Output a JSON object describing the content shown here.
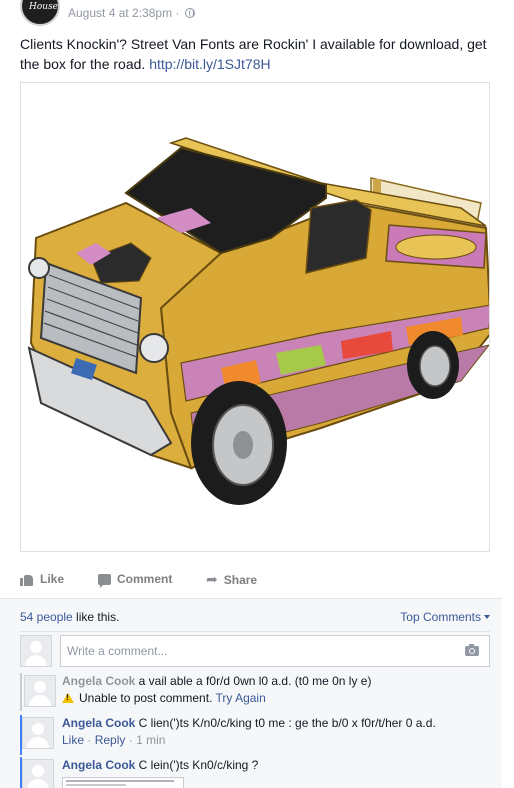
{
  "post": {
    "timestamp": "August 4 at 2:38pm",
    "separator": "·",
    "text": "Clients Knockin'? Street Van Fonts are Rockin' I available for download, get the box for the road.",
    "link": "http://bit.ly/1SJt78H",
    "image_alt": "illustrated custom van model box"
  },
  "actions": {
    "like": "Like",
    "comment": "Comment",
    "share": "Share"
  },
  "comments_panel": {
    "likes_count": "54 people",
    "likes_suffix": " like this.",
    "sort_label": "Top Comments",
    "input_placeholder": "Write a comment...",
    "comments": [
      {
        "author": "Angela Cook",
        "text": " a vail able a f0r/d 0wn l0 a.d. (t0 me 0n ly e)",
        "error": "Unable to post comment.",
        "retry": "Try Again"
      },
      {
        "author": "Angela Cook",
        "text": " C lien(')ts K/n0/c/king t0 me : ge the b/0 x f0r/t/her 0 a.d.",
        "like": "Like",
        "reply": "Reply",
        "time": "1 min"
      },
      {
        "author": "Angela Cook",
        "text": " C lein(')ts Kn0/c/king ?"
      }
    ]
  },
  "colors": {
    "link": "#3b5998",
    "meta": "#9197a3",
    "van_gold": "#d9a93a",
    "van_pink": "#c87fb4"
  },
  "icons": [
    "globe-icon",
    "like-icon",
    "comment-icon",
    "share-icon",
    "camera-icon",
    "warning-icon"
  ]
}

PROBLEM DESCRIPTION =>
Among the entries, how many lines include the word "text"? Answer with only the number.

WORKED SOLUTION =>
4